Parents frequently get concerned about their baby's head shape, most commonly plagiocephaly. This has undoubtedly become more common over the past two decades, with babies now routinely sleeping on their backs. In an otherwise normal baby, most of us will reassure, suggest more ‘tummy time’, and advise against any intervention such as helmets. Is this reassurance justified? Australian researchers undertook a systematic review (Martiniuk A. J Dev Behav Pediatr 2017. doi: 10.1097/DBP.0000000000000376). They found 19 observational studies of sufficient methodological quality, involving children aged 3 months to 10 years. In 13 of these, a positive association with developmental delay was observed. Motor delay was most evident, and seen more in those studies that looked at younger children.

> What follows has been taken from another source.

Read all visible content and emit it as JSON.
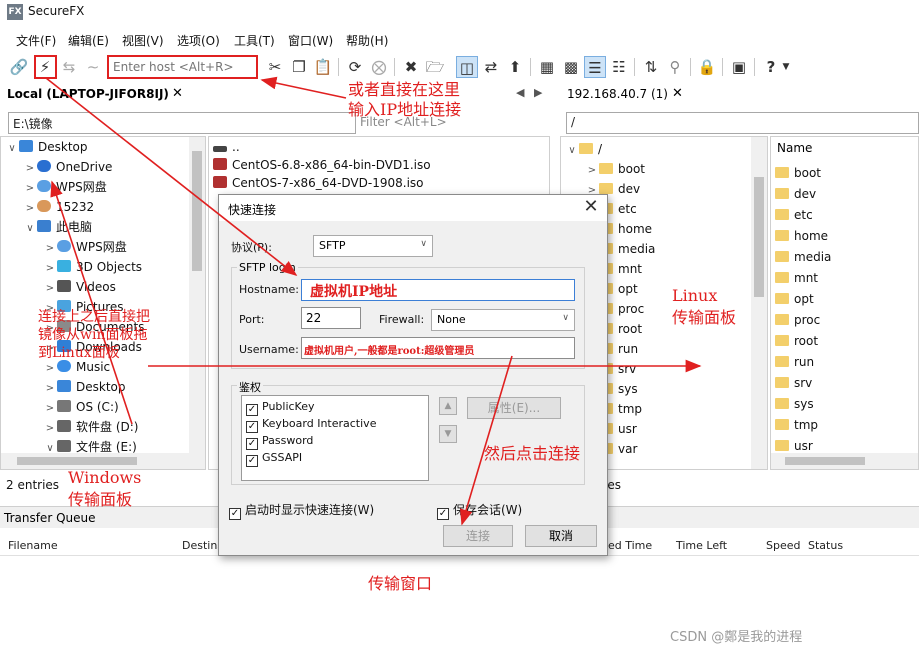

Many papers were subject to biases as the assessments were unblinded, and they came from referral centres rather than population studies: however in all of the 5 studies considered to be the strongest methodologically, the association with motor delay was seen.
This review tells us nothing about cause and effect, and it seems likely that babies with pre-existing but undiagnosed motor delay may spend more time on their …